Based on feedback from the old thread more than a year ago and some new information, I crunched the numbers again for the cost/benefit analysis of improved cycling infrastructure. The numbers are surprising.
First, the costs of the car. Taking the US as a whole, people drove around 2 trillion (2 x 10^12) mi a year. Assuming a modest average 25 mi/gal, that means 80 billion gallons of gas were burnt to power said cars, which generated 776 million tons of carbon dioxide. The carbon dioxide's cost to the environment, if we accept the European Climate Exchange's pricing ($17.50/ton), is a total of $13.58 billion. (I got that number from slate.com's reference about the cash-for-clunkers program.)
The gas itself cost a total of $160 billion dollars, assuming $2/gal (since we can't count the taxes that fund the government to some degree).
Now generously assuming that each car lasts 200,000 mi, so each year 10 million cars would be "spent." Let's assume that the cars cost, including insurance, an average of $20,000 each. That would be $200 billion right there. (I am being generous here.)
So the net cost of cars in the USA per year is roughly $13.58 (carbon dioxide) + $160 (gasoline) + $200 (cars themselves) = $373.58 (all in billions). I find it interesting how money-wise, the carbon effects are a small percentage of the cost of the cars. Using the European carbon price, gas should have a $0.17/gal tax to pay for its negative environmental (carbon) effects.
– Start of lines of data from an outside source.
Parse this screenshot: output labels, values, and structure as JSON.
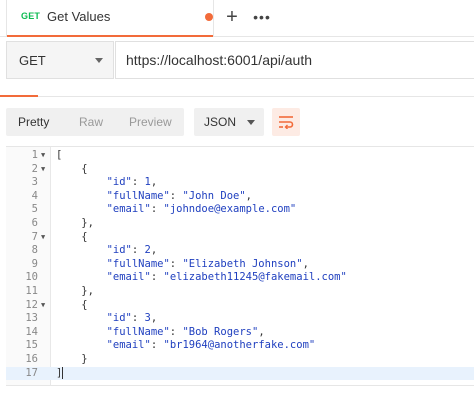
{
  "tab": {
    "method": "GET",
    "title": "Get Values",
    "add_label": "+",
    "more_label": "•••"
  },
  "request": {
    "method": "GET",
    "url": "https://localhost:6001/api/auth"
  },
  "response_toolbar": {
    "views": [
      "Pretty",
      "Raw",
      "Preview"
    ],
    "active_view": "Pretty",
    "format": "JSON"
  },
  "colors": {
    "accent": "#f26b3a",
    "method_get": "#0cbb52",
    "json_value": "#1f3fbf"
  },
  "body_lines": [
    {
      "n": "1",
      "fold": true,
      "t": [
        [
          "p",
          "["
        ]
      ]
    },
    {
      "n": "2",
      "fold": true,
      "t": [
        [
          "p",
          "    {"
        ]
      ]
    },
    {
      "n": "3",
      "t": [
        [
          "p",
          "        "
        ],
        [
          "k",
          "\"id\""
        ],
        [
          "p",
          ": "
        ],
        [
          "n",
          "1"
        ],
        [
          "p",
          ","
        ]
      ]
    },
    {
      "n": "4",
      "t": [
        [
          "p",
          "        "
        ],
        [
          "k",
          "\"fullName\""
        ],
        [
          "p",
          ": "
        ],
        [
          "s",
          "\"John Doe\""
        ],
        [
          "p",
          ","
        ]
      ]
    },
    {
      "n": "5",
      "t": [
        [
          "p",
          "        "
        ],
        [
          "k",
          "\"email\""
        ],
        [
          "p",
          ": "
        ],
        [
          "s",
          "\"johndoe@example.com\""
        ]
      ]
    },
    {
      "n": "6",
      "t": [
        [
          "p",
          "    },"
        ]
      ]
    },
    {
      "n": "7",
      "fold": true,
      "t": [
        [
          "p",
          "    {"
        ]
      ]
    },
    {
      "n": "8",
      "t": [
        [
          "p",
          "        "
        ],
        [
          "k",
          "\"id\""
        ],
        [
          "p",
          ": "
        ],
        [
          "n",
          "2"
        ],
        [
          "p",
          ","
        ]
      ]
    },
    {
      "n": "9",
      "t": [
        [
          "p",
          "        "
        ],
        [
          "k",
          "\"fullName\""
        ],
        [
          "p",
          ": "
        ],
        [
          "s",
          "\"Elizabeth Johnson\""
        ],
        [
          "p",
          ","
        ]
      ]
    },
    {
      "n": "10",
      "t": [
        [
          "p",
          "        "
        ],
        [
          "k",
          "\"email\""
        ],
        [
          "p",
          ": "
        ],
        [
          "s",
          "\"elizabeth11245@fakemail.com\""
        ]
      ]
    },
    {
      "n": "11",
      "t": [
        [
          "p",
          "    },"
        ]
      ]
    },
    {
      "n": "12",
      "fold": true,
      "t": [
        [
          "p",
          "    {"
        ]
      ]
    },
    {
      "n": "13",
      "t": [
        [
          "p",
          "        "
        ],
        [
          "k",
          "\"id\""
        ],
        [
          "p",
          ": "
        ],
        [
          "n",
          "3"
        ],
        [
          "p",
          ","
        ]
      ]
    },
    {
      "n": "14",
      "t": [
        [
          "p",
          "        "
        ],
        [
          "k",
          "\"fullName\""
        ],
        [
          "p",
          ": "
        ],
        [
          "s",
          "\"Bob Rogers\""
        ],
        [
          "p",
          ","
        ]
      ]
    },
    {
      "n": "15",
      "t": [
        [
          "p",
          "        "
        ],
        [
          "k",
          "\"email\""
        ],
        [
          "p",
          ": "
        ],
        [
          "s",
          "\"br1964@anotherfake.com\""
        ]
      ]
    },
    {
      "n": "16",
      "t": [
        [
          "p",
          "    }"
        ]
      ]
    },
    {
      "n": "17",
      "active": true,
      "t": [
        [
          "p",
          "]"
        ]
      ]
    }
  ]
}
That being said, the health-care costs attributed to obesity are around $140 billion/yr.
Now, let's talk infrastructure. If an additional 1% (my old 10% figure was shot down as WAY unrealistic) of miles traveled by car can be replaced by bike, and we get a 1% reduction in obesity, the money saved would be $5 billion/yr. The 1% obesity reduction does not have to come from the obese, paradoxically in that improved health in others that cause an equivalent cost reduction works too. With an assumption of a very high cost of $500,000/mi for cycling/walking infrastructure improvements and maintenance (complete the streets $$$), we can have 10,000 mi worth of infrastructure. Divide that among the 100 largest cities in the country, and we'll have 100 mi worth per town per year, which is very good.
Of course, there soon would reach a point where every place is built out and saturated, at which point we go into a strictly maintenance mode which costs much less. And it's not realistic to expect a crash infrastructure building boom, at least without causing massive economic disruption.
I'm assuming that bikes and extra food don't cost anything, which of course isn't true. But I would say that the costs of bikes are around 1% of that of a car, so it's probably negligible in this analysis. Next time opponents complain about the high costs of infrastructure, maybe pointing to an analysis similar to this one would show how it's not really so high.